**YOUR ASSIGNMENT:** Report, from the records below, every line where the word "Profile" appears.

**INFORMATION GIVEN:**
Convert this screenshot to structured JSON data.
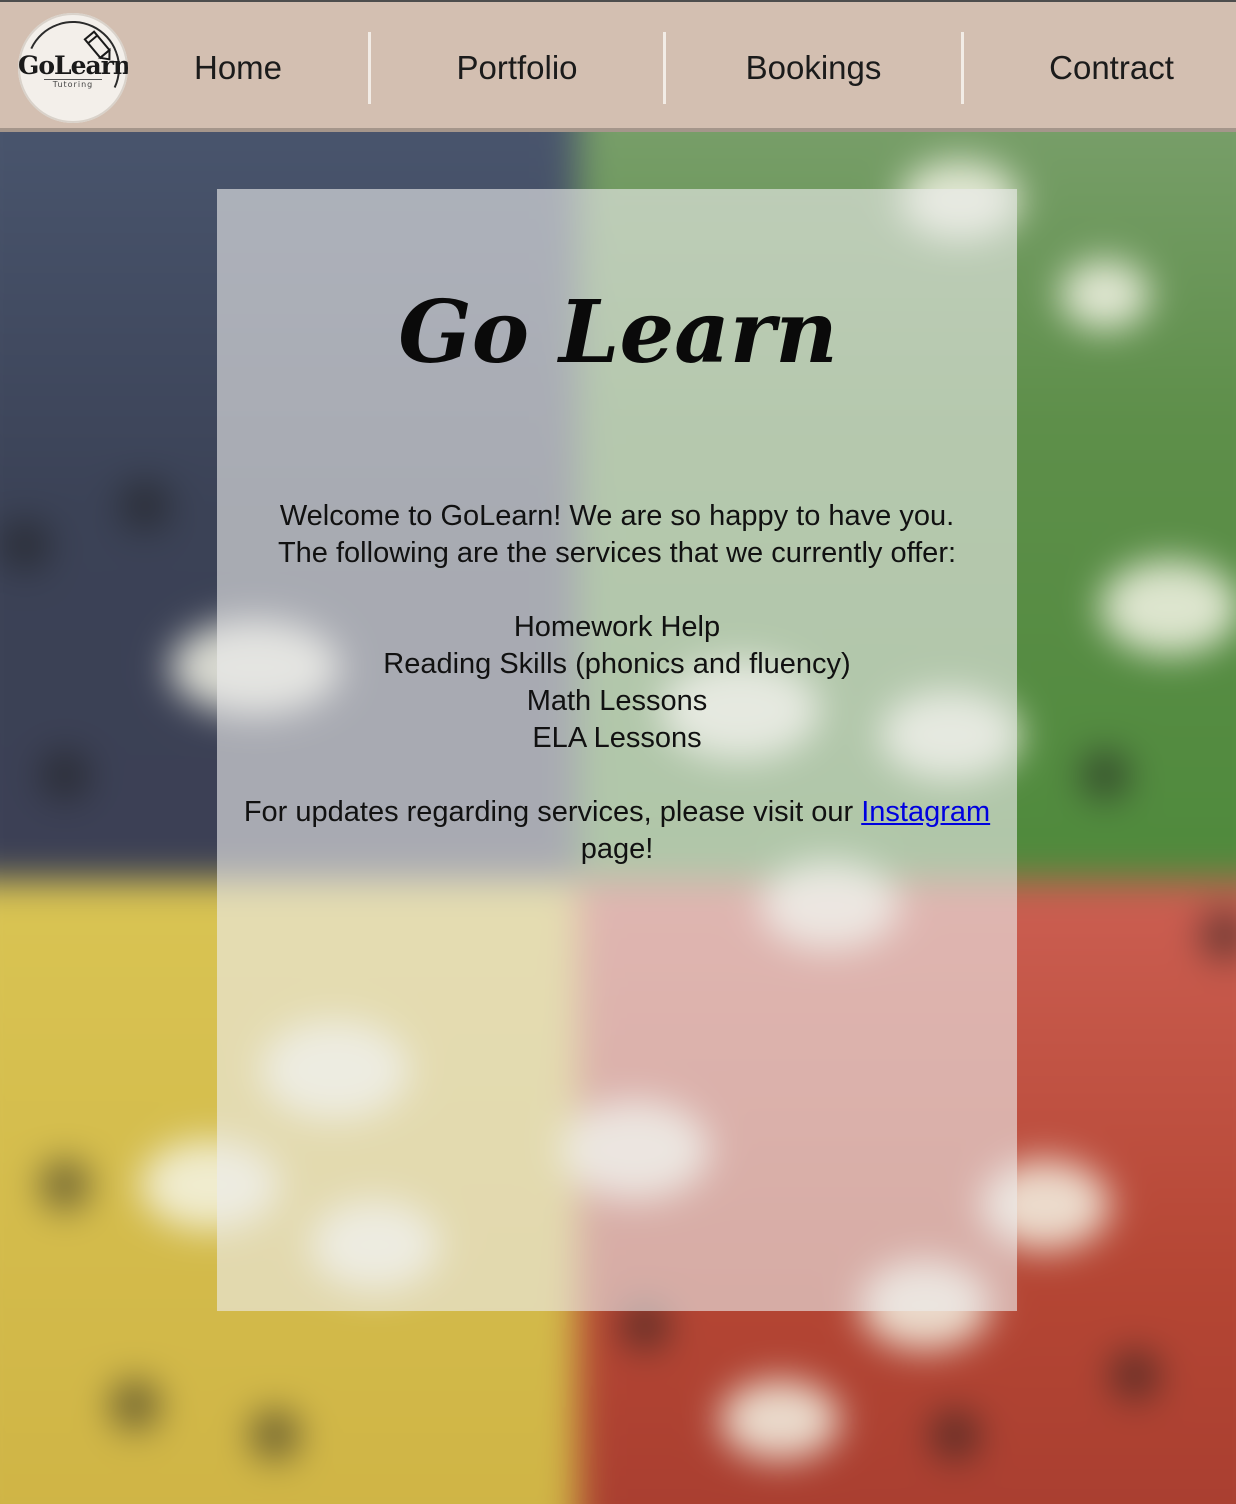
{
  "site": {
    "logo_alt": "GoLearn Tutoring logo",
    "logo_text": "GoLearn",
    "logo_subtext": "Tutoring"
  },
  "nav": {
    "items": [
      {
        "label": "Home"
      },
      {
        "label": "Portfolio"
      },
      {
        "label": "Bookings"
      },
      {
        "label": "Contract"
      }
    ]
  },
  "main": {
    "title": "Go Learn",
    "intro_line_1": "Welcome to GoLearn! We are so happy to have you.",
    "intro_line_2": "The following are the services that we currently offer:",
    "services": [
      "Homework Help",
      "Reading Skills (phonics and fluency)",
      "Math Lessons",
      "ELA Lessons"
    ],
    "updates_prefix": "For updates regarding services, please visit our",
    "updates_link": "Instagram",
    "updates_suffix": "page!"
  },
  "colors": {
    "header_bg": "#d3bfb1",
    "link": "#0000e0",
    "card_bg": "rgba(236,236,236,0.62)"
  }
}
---
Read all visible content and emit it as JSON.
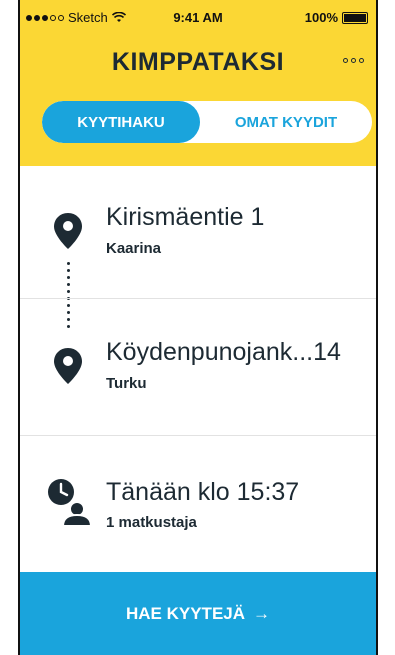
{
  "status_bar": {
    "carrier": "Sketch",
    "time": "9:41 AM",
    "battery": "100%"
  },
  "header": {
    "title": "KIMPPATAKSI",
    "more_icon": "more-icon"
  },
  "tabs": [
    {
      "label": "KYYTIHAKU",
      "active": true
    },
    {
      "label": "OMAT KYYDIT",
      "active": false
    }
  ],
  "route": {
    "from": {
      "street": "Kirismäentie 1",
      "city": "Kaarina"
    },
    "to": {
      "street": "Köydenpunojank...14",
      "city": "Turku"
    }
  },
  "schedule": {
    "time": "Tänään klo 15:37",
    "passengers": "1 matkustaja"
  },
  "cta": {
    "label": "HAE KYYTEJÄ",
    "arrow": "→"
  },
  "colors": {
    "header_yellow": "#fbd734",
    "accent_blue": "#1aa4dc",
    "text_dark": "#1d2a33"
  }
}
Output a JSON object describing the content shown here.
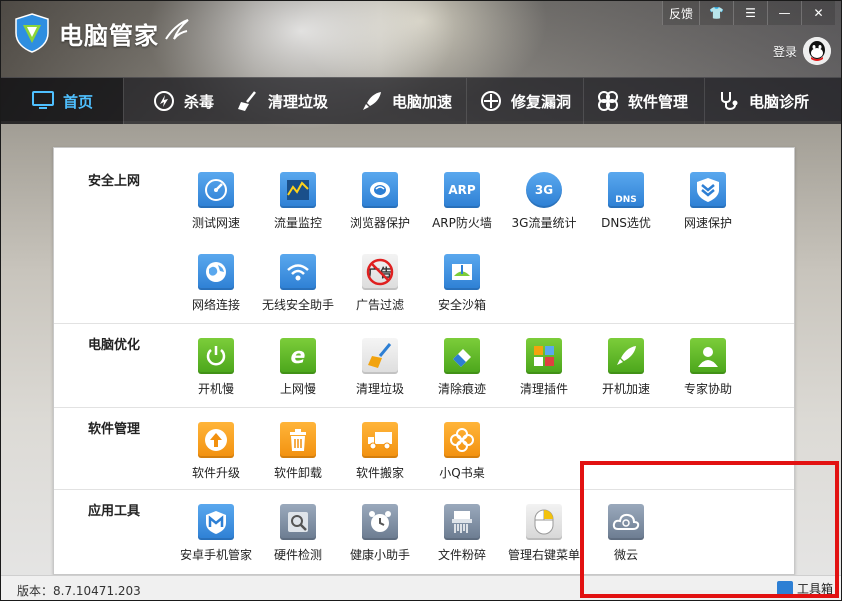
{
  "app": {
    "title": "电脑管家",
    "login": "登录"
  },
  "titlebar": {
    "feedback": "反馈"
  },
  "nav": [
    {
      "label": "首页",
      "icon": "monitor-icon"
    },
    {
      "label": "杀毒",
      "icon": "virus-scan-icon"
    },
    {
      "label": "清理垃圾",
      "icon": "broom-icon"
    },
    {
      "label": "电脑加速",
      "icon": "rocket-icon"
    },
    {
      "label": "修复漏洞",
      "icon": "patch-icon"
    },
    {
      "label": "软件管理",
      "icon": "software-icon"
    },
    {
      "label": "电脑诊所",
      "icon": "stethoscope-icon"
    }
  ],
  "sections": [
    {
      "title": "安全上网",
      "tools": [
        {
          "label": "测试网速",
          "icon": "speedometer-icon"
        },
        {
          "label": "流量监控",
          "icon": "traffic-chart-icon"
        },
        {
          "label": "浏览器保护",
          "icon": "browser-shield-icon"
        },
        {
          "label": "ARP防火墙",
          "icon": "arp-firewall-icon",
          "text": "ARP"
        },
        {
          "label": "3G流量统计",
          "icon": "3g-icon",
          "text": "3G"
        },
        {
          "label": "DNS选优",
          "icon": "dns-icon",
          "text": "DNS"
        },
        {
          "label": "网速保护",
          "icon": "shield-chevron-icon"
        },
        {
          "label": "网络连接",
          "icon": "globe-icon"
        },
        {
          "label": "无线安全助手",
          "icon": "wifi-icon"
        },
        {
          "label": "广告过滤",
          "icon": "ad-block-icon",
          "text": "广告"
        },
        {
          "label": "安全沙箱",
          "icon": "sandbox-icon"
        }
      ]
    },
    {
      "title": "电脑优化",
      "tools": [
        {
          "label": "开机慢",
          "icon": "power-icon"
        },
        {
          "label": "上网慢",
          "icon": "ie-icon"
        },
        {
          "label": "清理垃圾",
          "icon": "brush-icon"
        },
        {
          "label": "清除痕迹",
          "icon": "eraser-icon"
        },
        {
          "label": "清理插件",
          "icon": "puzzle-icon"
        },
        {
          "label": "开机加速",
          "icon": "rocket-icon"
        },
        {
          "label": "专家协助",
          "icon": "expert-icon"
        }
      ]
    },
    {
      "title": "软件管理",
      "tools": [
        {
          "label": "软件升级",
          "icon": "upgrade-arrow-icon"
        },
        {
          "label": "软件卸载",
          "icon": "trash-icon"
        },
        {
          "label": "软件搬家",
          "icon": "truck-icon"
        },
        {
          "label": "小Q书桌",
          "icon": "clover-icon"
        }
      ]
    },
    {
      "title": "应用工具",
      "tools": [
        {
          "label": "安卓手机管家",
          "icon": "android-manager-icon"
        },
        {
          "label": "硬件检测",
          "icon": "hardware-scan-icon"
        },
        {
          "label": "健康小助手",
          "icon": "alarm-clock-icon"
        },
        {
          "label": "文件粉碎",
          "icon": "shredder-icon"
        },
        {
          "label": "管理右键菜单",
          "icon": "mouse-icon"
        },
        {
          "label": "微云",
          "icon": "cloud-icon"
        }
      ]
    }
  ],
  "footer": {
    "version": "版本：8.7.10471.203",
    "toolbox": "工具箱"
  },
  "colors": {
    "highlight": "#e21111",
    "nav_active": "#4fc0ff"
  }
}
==
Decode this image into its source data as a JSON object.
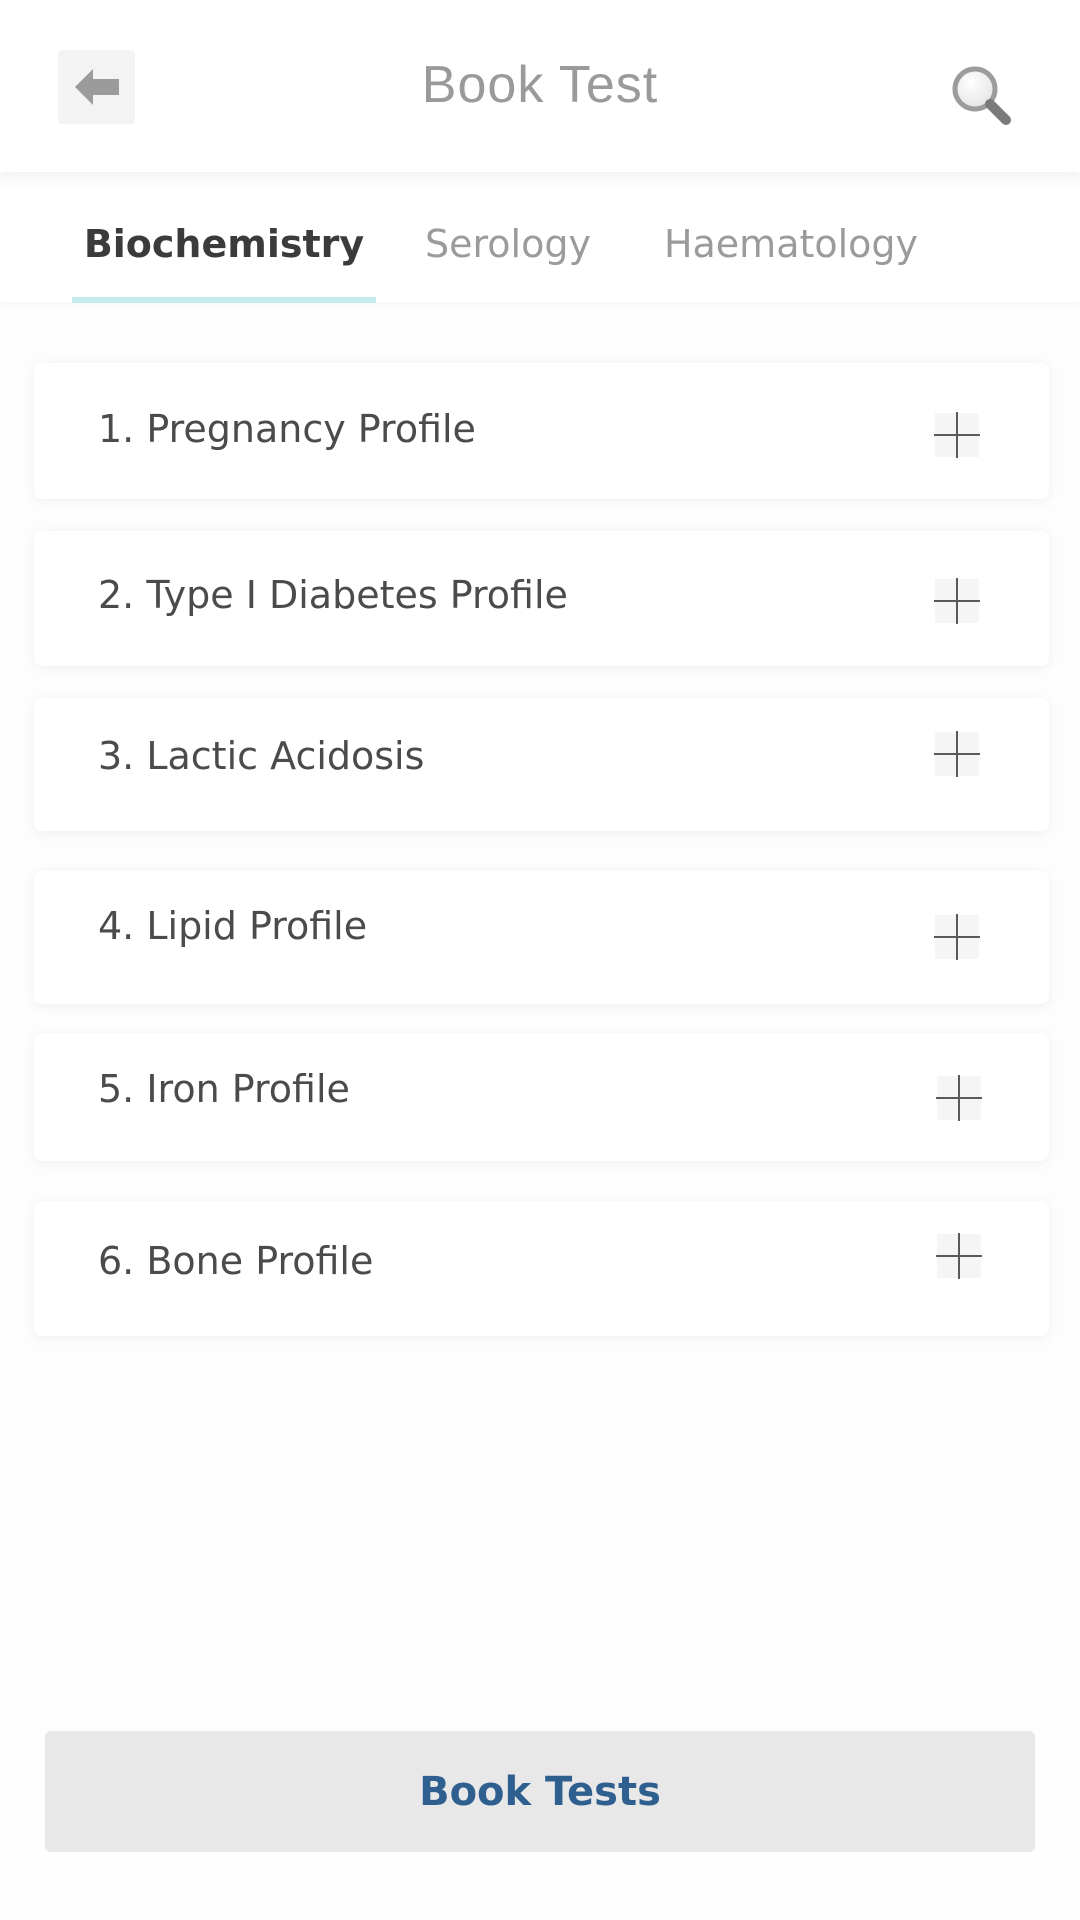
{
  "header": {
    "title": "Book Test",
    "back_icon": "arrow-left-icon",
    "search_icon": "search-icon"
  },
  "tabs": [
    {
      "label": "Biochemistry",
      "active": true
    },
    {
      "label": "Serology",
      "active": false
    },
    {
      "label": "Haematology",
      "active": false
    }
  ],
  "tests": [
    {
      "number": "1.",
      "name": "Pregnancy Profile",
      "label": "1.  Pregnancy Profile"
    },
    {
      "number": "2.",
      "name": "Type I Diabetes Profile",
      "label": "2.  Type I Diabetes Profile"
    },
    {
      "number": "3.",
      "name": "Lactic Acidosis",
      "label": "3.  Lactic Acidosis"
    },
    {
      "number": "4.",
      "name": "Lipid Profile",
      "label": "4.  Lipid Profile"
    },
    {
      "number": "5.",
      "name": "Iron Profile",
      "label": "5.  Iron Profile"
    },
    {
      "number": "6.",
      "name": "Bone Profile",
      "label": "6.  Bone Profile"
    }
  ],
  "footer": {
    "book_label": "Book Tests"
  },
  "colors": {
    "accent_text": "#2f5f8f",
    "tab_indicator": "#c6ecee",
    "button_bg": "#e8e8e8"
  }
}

**ANSWER SECTION:**
      "name": "Pregnancy Profile",
      "label": "1.  Pregnancy Profile"
      "name": "Type I Diabetes Profile",
      "label": "2.  Type I Diabetes Profile"
      "name": "Lipid Profile",
      "label": "4.  Lipid Profile"
      "name": "Iron Profile",
      "label": "5.  Iron Profile"
      "name": "Bone Profile",
      "label": "6.  Bone Profile"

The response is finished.